As you’ve probably figured out, one approach isn’t necessarily better than the other. While fasted cardio may have some benefits for amplifying fat loss, if weight loss is your primary goal, your total energy balance and calorie intake will be the determining factors in your weight loss.

Remember that you may experience an increased appetite after exercising on an empty stomach, which can cause you to overeat later on if you’re not careful. If eating a calorie-dense meal after a fasted cardio session gives you a positive energy/calorie balance at the end of the day, it won’t help you achieve your weight loss goals.

Here are some things to consider if you want to try fasted cardio:

How long should you do fasted cardio?

Experts tell us that it’s probably best to stick to moderate-intensity cardio for no more than an hour on an empty stomach. However, if you personally have the energy to do even more without experiencing negative side effects, a longer or high-intensity workout may also be appropriate. It’s probably best to start with 20-30 minutes of exercise on an empty stomach, then increase the intensity and duration as you feel well. Listen to your body and avoid going overboard so that you feel dizzy or hungry.

What should you eat after fasting cardio?

You need to fill up on protein and complex carbohydrates, which will help you refuel and promote muscle recovery. Fiber and healthy fats are also important parts of a healthy meal after exercise, as they will help control your appetite and prevent you from overeating. Here are some examples of good recovery meals after exercise: a protein smoothie with fruit, hemp seeds and coconut milk; a salad with protein and avocado; quinoa with boiled eggs and vegetables; a sandwich with meat/fish/eggs and a side salad seasoned with olive oil.

Can we drink coffee before doing cardio on an empty stomach?

Most people find that coffee consumed in the morning before working out gives them a welcome energy boost that helps them see through their workout.

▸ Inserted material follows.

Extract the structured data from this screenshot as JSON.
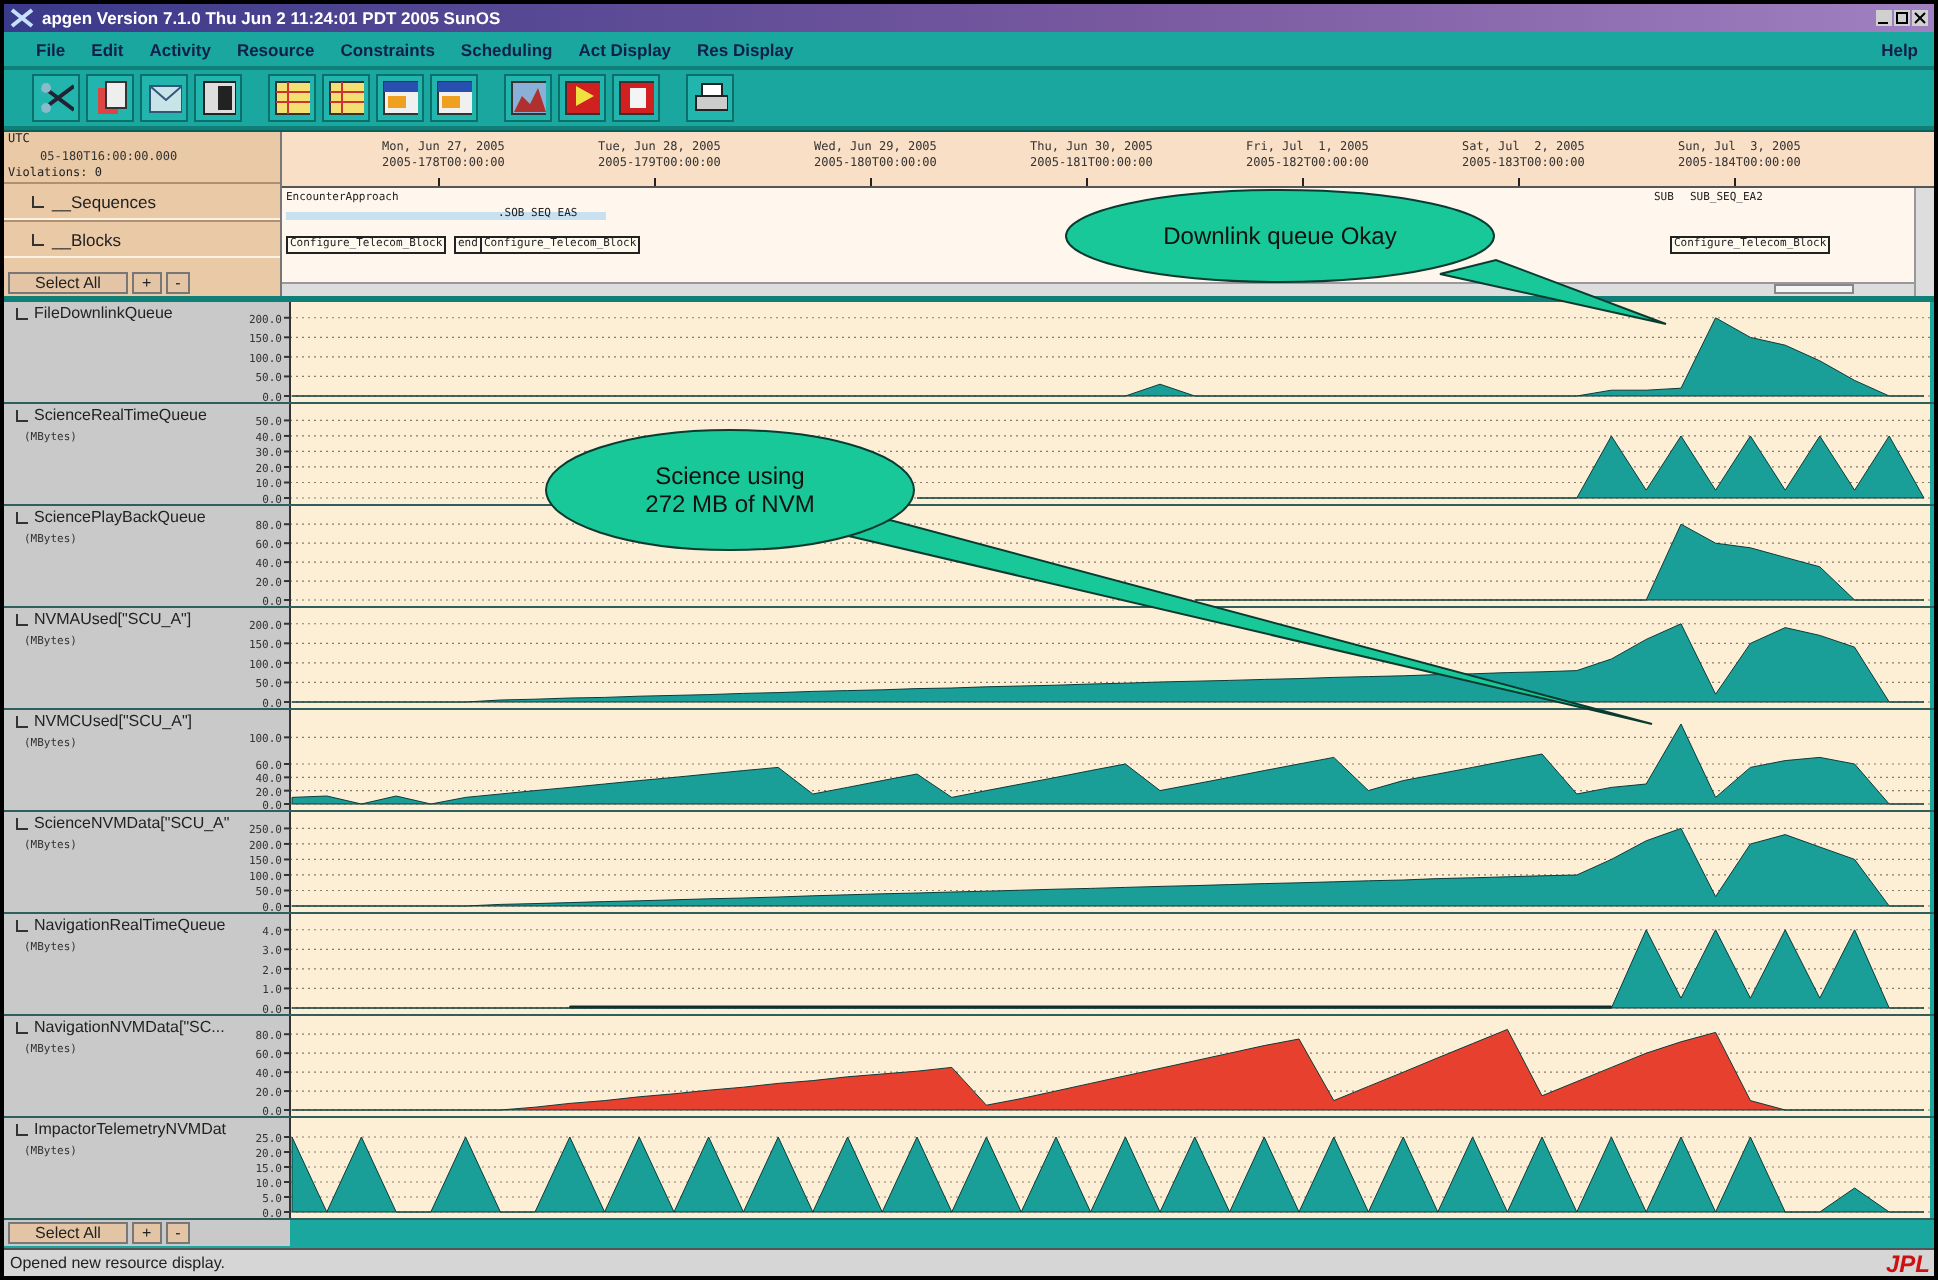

As long as you also drink water to avoid dehydration and don’t feel jittery or nauseous after consuming coffee, this seems like a good option.

Should you combine intermittent fasting and exercise on an empty stomach in the morning?

This can be a good strategy if you already practice intermittent fasting (IF). People who incorporate intermittent fasting into their routine likely have more opportunity to exercise on an empty stomach since they skip meals anyway, most often breakfast in the morning. You’ll need to listen to your body and pay attention to weaknesses and other warning signs, but as long as you feel good about combining these two approaches, there’s no reason not to.

Final Thoughts

What is Fasted Cardio? This is another way of describing fasted training. Most often people do this in the morning after fasting for more than 8 hours. The potential benefits of fasted cardio are increased fat burning, aid in weight loss, and decreased indigestion. However, downsides can include increased fatigue and weakness during exercise, and increased appetite once the workout is over. Does it work for losing weight? It’s possible, but weight loss really depends on the person’s overall day and their energy/calorie balance. A fasted workout can slightly boost calorie and fat burning, but to lose weight, a person still needs to consume fewer calories than their body uses each day.

* criptom strives to transmit health knowledge in a language accessible to all. In NO CASE, the information given can not replace the opinion of a health professional.